First-Time Home Buyer Tax Credit Works

Check out the latest from the respected Economists of the National Association of Home Builders:


The First-Time Home Buyer Tax Credit Does Its Work

Recent housing data — including a rise in existing home sales and a decline in the new-home sales pace — demonstrate the stimulative power of the first-time home buyer tax credit.

As the Nov. 30 deadline for the tax credit drew near, data from the third quarter of 2009 was especially compelling in showing the credit’s impact on the housing market. Knowing that they needed to settle soon in order to qualify for the credit, first-time home buyers helped push existing home sales to a seasonally adjusted annual rate of 4.9 million in September, their strongest monthly pace since July 2007. That helped boost quarterly existing home sales by 45% over the second quarter.

New Home Inventories Continue to Improve, But Demand Remains Weak

For 29 consecutive months, home builders have been doing what they need to do in the face of weak demand by reducing their inventory of unsold homes.

New home inventories peaked at 572,000 in July 2006. In September 2009, they were down by more than half to 251,000, the lowest level since November 1982.

Housing Prices Up – for the Moment

The S&P/Case-Shiller 10- and 20-city seasonally adjusted house price indexes increased in June, July and August. Although both measures are still down on a year-over-year basis, 10.6% and 11.3%, respectively, their rate of decline has decreased in each of the last seven months.

In August, 16 of the 20 cities in the 20-city index saw house prices increase on a seasonally adjusted basis. The turnaround in house prices appears to be largely due to the first-time home buyer tax credit helping to stabilize and bolster demand.

Housing Starts Up, Building Permits Down

Housing starts rose a modest 0.5% in September to a seasonally adjusted annual rate of 590,000, up from 587,000 in August. The rise was powered by strong single-family starts, which rose 3.9% from 482,000 to 501,000.
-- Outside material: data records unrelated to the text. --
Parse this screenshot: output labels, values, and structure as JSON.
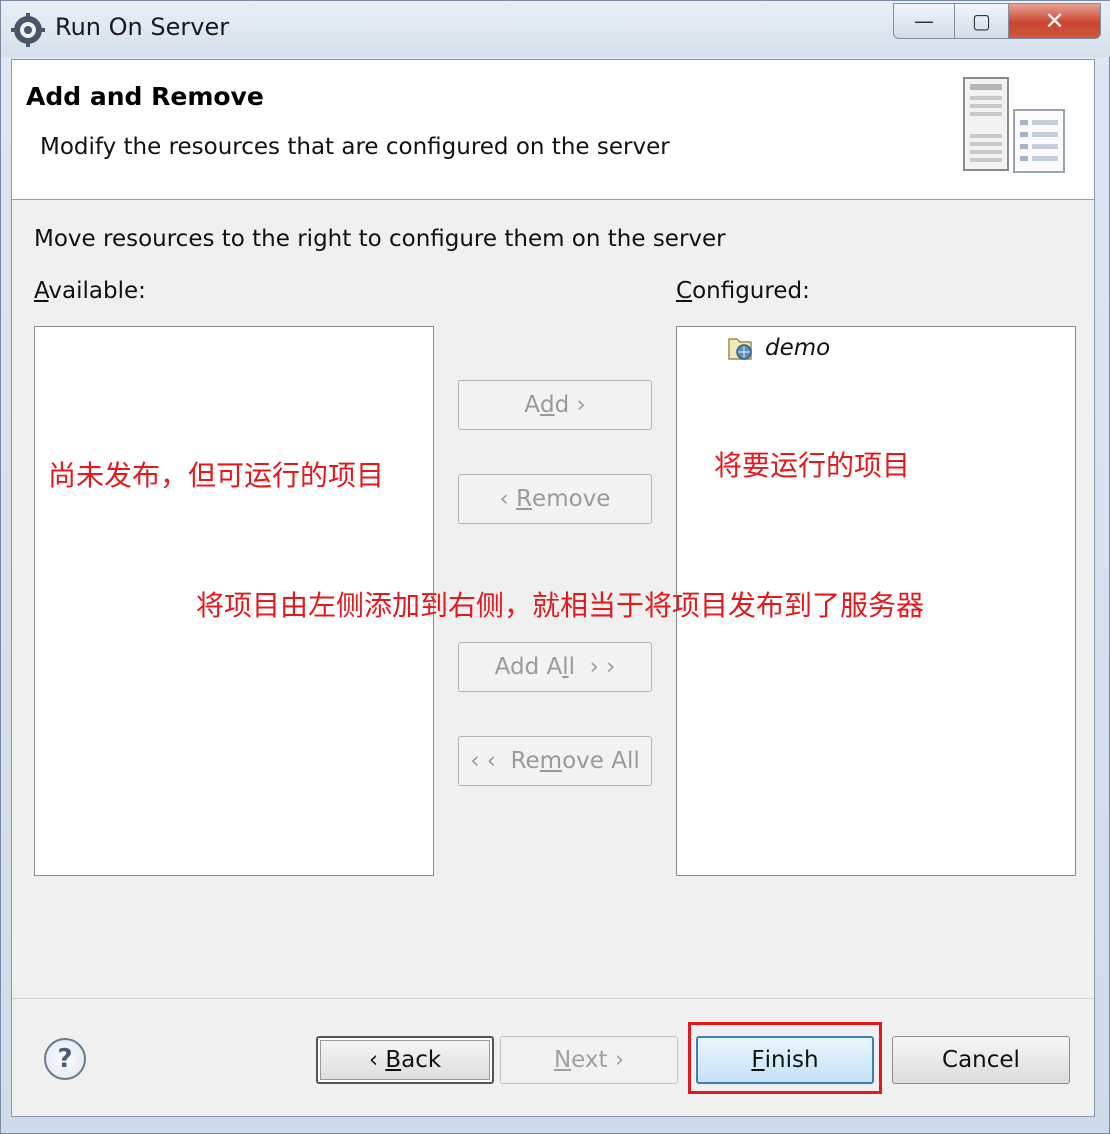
{
  "window": {
    "title": "Run On Server",
    "controls": {
      "minimize": "—",
      "maximize": "▢",
      "close": "✕"
    }
  },
  "header": {
    "title": "Add and Remove",
    "description": "Modify the resources that are configured on the server",
    "graphic_icon": "server-wizard-icon"
  },
  "main": {
    "instruction": "Move resources to the right to configure them on the server",
    "available_label_mnemonic": "A",
    "available_label_rest": "vailable:",
    "configured_label_mnemonic": "C",
    "configured_label_rest": "onfigured:",
    "available_items": [],
    "configured_items": [
      {
        "label": "demo",
        "icon": "web-project-icon"
      }
    ]
  },
  "side_buttons": {
    "add_pre": "A",
    "add_mn": "d",
    "add_post": "d ›",
    "remove_pre": "‹ ",
    "remove_mn": "R",
    "remove_post": "emove",
    "add_all_pre": "Add A",
    "add_all_mn": "l",
    "add_all_post": "l  › ›",
    "remove_all_pre": "‹ ‹  Re",
    "remove_all_mn": "m",
    "remove_all_post": "ove All"
  },
  "annotations": {
    "available_note": "尚未发布，但可运行的项目",
    "configured_note": "将要运行的项目",
    "center_note": "将项目由左侧添加到右侧，就相当于将项目发布到了服务器"
  },
  "footer": {
    "help": "?",
    "back_pre": "‹ ",
    "back_mn": "B",
    "back_post": "ack",
    "next_mn": "N",
    "next_post": "ext ›",
    "finish_mn": "F",
    "finish_post": "inish",
    "cancel": "Cancel"
  },
  "colors": {
    "annotation": "#e5191c",
    "disabled_text": "#9a9a9a",
    "finish_border": "#3c7fb1"
  }
}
The increase in single-family starts reflects the continued increase in the share of starts built for the owner. In more normal periods, about 20% to 25% of all single-family starts are built on the owner’s land or built by the owner as the general contractor. That percentage declined as speculative sales rose in the mid-2000s, but it has since grown beyond historic levels as building for-sale dropped off.

Builder Confidence Falls

Another signal that the housing market faces a rough road ahead is coming from the NAHB/Wells Fargo Housing Market Index (HMI) measure of builder confidence. The HMI, after inching upward for three consecutive months, fell one point in October to 18. All three components of the index — current sales, current traffic, and sales expectations — were down. The downturn in the HMI seems to be due to the expiration of the first-time home buyer tax credit.